Since that time, I have participated in six more Ride To Conquer Cancers and my weight loss journey has seen me lose another 30 plus pounds. I maintain a weight right in and around 190 pounds now and man it feels good to look at myself in the mirror and know that I look good and feel good.
I touched on the fact that I began consuming healthier foods earlier in this blog. I don’t want to gloss over the fact that eating and drinking properly are absolutely key for my continued weight management success. What we fuel our bodies with matters and it either supports our weight loss and maintenance goals or hinders them. For decades in my life I was a poor water drinker. In fact, I’d drink almost anything but water. Milk, juices, coffee, pop, beer and so on were my choices over water. Water was dead last on my list if I felt thirsty. In speaking with my doctor and researching water consumption on my own, I came to realize is that if I wanted to have my fluid consumption assist me to my weight loss and healthy body goals, I needed to become a far better water drinker. And so, over the past many years I have transitioned my fluid intake away from other sugary fluids and water has become my main drink every day. When we consider most of our body is fluid-based, it only makes sense to replace lost fluid with water. In fact, it’s been proven that water consumption actually helps a person lose weight and it’s far better for you than other forms of fluid intake.

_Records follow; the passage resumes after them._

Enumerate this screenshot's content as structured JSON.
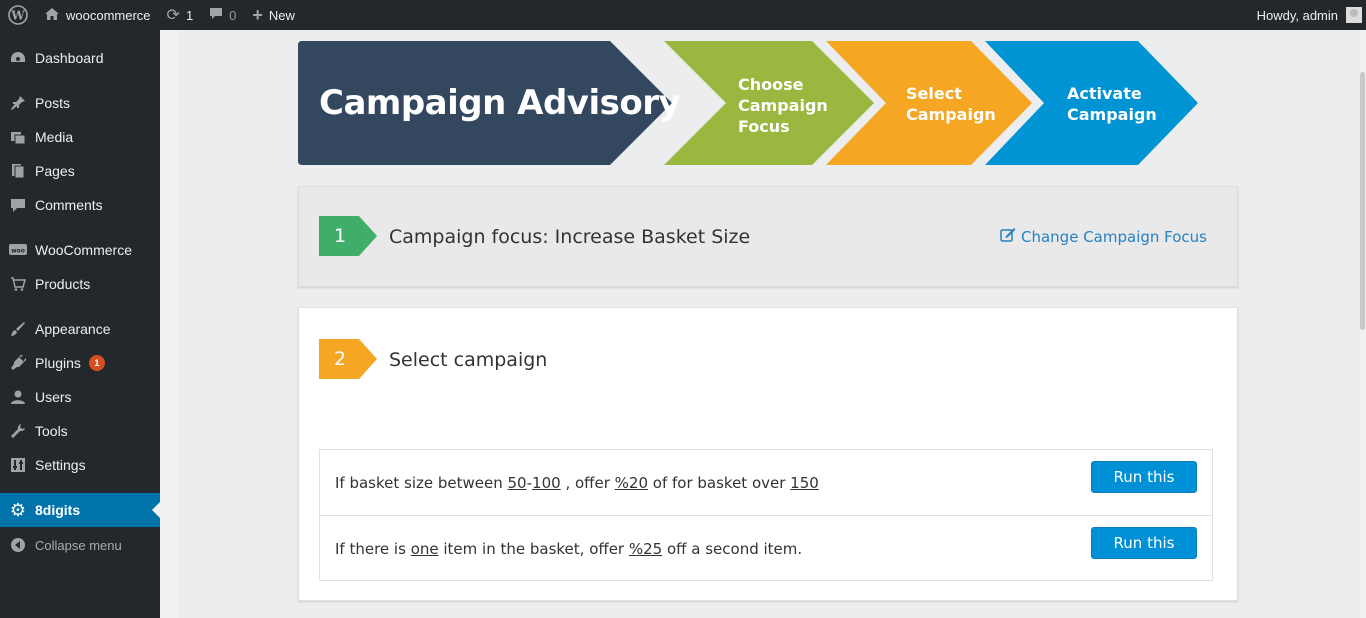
{
  "adminbar": {
    "site_name": "woocommerce",
    "updates_count": "1",
    "comments_count": "0",
    "new_label": "New",
    "howdy": "Howdy, admin"
  },
  "sidebar": {
    "items": [
      {
        "label": "Dashboard",
        "icon": "dashboard-icon"
      },
      {
        "label": "Posts",
        "icon": "pin-icon"
      },
      {
        "label": "Media",
        "icon": "media-icon"
      },
      {
        "label": "Pages",
        "icon": "pages-icon"
      },
      {
        "label": "Comments",
        "icon": "comment-icon"
      },
      {
        "label": "WooCommerce",
        "icon": "woo-icon"
      },
      {
        "label": "Products",
        "icon": "cart-icon"
      },
      {
        "label": "Appearance",
        "icon": "brush-icon"
      },
      {
        "label": "Plugins",
        "icon": "plugin-icon",
        "badge": "1"
      },
      {
        "label": "Users",
        "icon": "user-icon"
      },
      {
        "label": "Tools",
        "icon": "wrench-icon"
      },
      {
        "label": "Settings",
        "icon": "settings-icon"
      },
      {
        "label": "8digits",
        "icon": "gear-icon",
        "active": true
      },
      {
        "label": "Collapse menu",
        "icon": "collapse-icon"
      }
    ]
  },
  "banner": {
    "title": "Campaign Advisory",
    "steps": [
      {
        "line1": "Choose",
        "line2": "Campaign",
        "line3": "Focus",
        "color": "#9ab83f"
      },
      {
        "line1": "Select",
        "line2": "Campaign",
        "color": "#f5a623"
      },
      {
        "line1": "Activate",
        "line2": "Campaign",
        "color": "#0094d4"
      }
    ],
    "title_color": "#33475e"
  },
  "step1": {
    "number": "1",
    "heading": "Campaign focus: Increase Basket Size",
    "change_link": "Change Campaign Focus",
    "tag_color": "#3fae6a"
  },
  "step2": {
    "number": "2",
    "heading": "Select campaign",
    "tag_color": "#f5a623"
  },
  "campaigns": [
    {
      "t1": "If basket size between ",
      "v1": "50",
      "sep": "-",
      "v2": "100",
      "t2": " , offer ",
      "v3": "%20",
      "t3": " of for basket over ",
      "v4": "150",
      "button": "Run this"
    },
    {
      "t1": "If there is ",
      "v1": "one",
      "t2": " item in the basket, offer ",
      "v2": "%25",
      "t3": " off a second item.",
      "button": "Run this"
    }
  ]
}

A focus on 10,000 plus steps a day and a drastic change in how much water I am consuming daily has made a world of difference for me. I’m mid-way through my 50s now and I’m more active and healthy on any day today than I was for most of my 40s. It took a defining moment for me to make the decision to get my health and weight under control. I’m so glad I did and I want to share with you that if you are struggling as I did – don’t give up on yourself – you can make the small changes that will provide you with the good results you want, and need to achieve, to live a fuller life. You can do this!